Spreading US ‘best practice’ 

In his column for the Financial Times, British journalist Edward Luce offers a crucial warning about the dangerous corruption of Kushner’s deals with MBS: “In the cold war, US nuclear diplomacy was called ‘atoms for peace’. In this case, it looks more like ‘atoms for bailout’.”

But while criticising the Trump administration, Luce succumbs to delusional old-fashioned Orientalism, claiming that: “US administrations used to spread best practice to the Middle East and beyond – or at least to pay lip service. Under Mr Trump, the flow has reversed. Washington is importing the Gulf’s culture of patronage clientelism.”

When precisely was it, pray do tell, that US “spread best practice to the Middle East and beyond?” When in collaboration with British intelligence, it staged a military coup in Iran, removing a widely popular and democratically elected prime minister? Or when lying to the world that Saddam Hussein had weapons of mass destruction and defying the United Nations, it invaded Iraq, precipitating the murder of hundreds of thousands of Iraqis, the incitement of sectarian hatred and the complete annihilation of the country’s infrastructure?

And how is it that the home-grown maleficence of a real estate mogul, accused of a litany of fraud and tax evasion crimes, and the greed of his equally suspect son-in-law are somehow rooted in “the Gulf’s culture of patronage and clientelism”?
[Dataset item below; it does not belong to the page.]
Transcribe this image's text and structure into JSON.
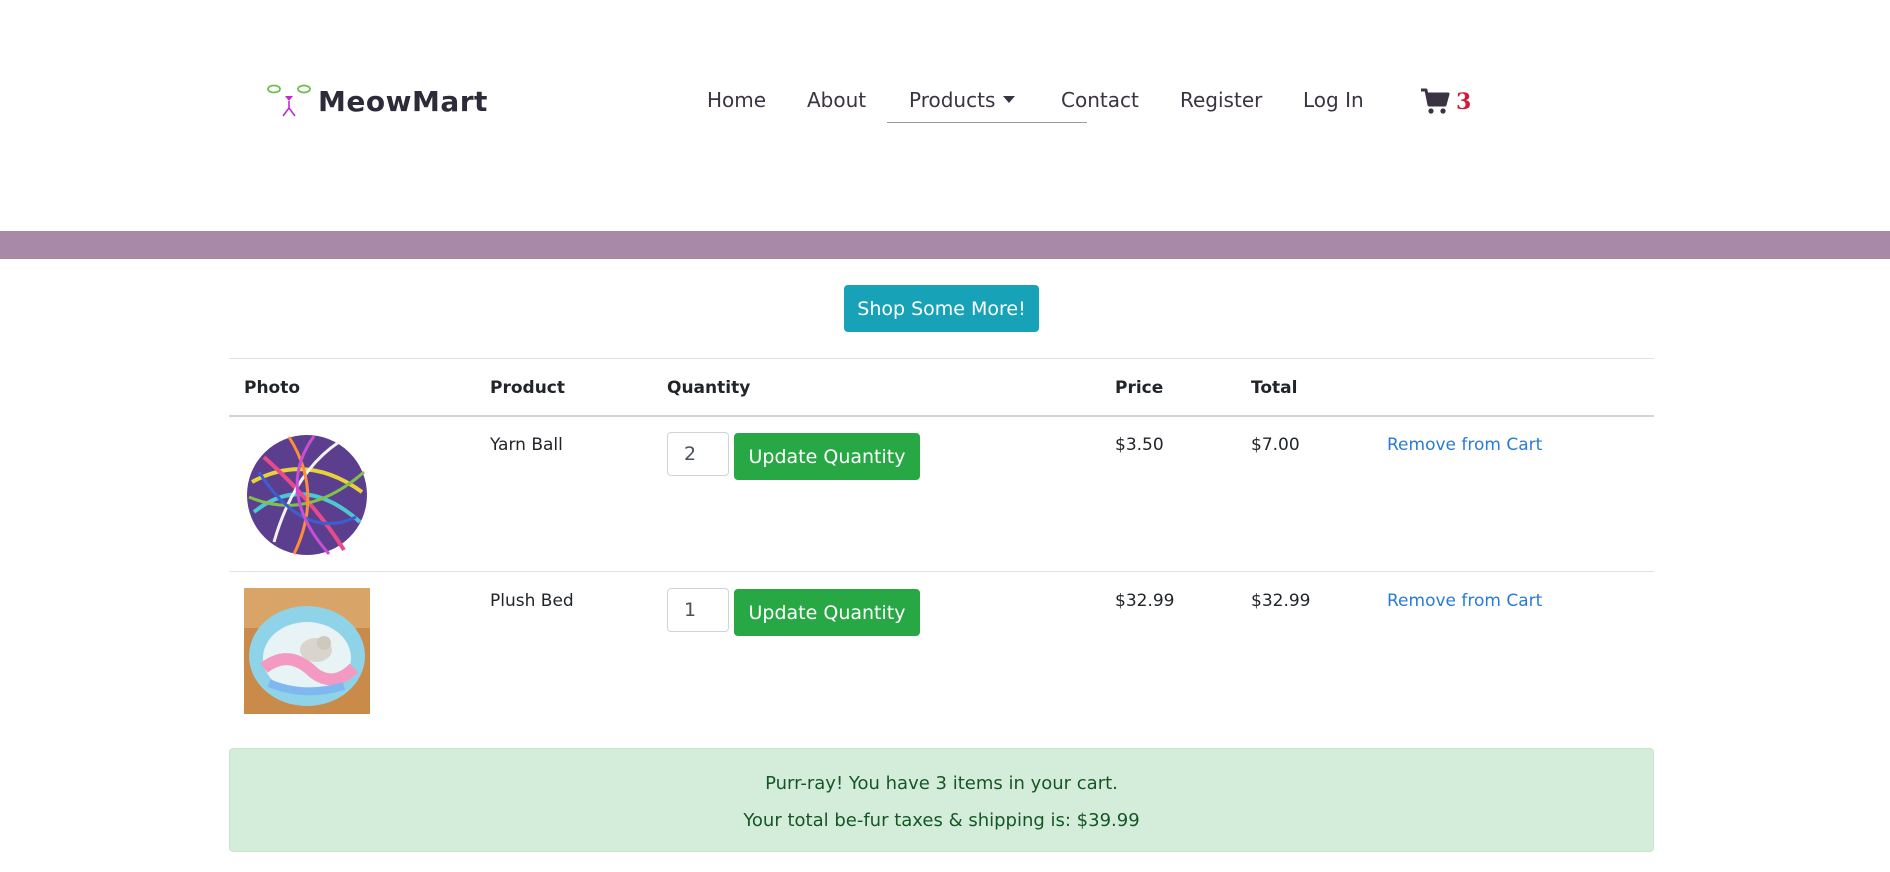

It turns my stomach to see how opinion makers in the US and the UK are so pathologically oblivious to the terror of their Orientalism that right in the middle of assessing the horrors their countries are perpetrating around the globe, they still manage to blame us for what they do to us. 

Donald Trump is as corrupt as Tony Blair or even worse – one a blue-blooded American from New York and the other a blue-blooded Brit from Edinburgh, Scotland. They are yours, the product of your societies, so own them up.

That both of them have sowed chaos and endangered regional and global peace in the pursuit of self-enrichment and self-aggrandizement has much to do with the colonial cultures from which they hail. And it is the imperial power they have projected and exploited that has contributed greatly to the entrenchment of “the culture of patronage clientelism”, corruption and authoritarianism in the Middle East and beyond.  

The views expressed in this article are the author’s own and do not necessarily reflect Al Jazeera’s editorial stance.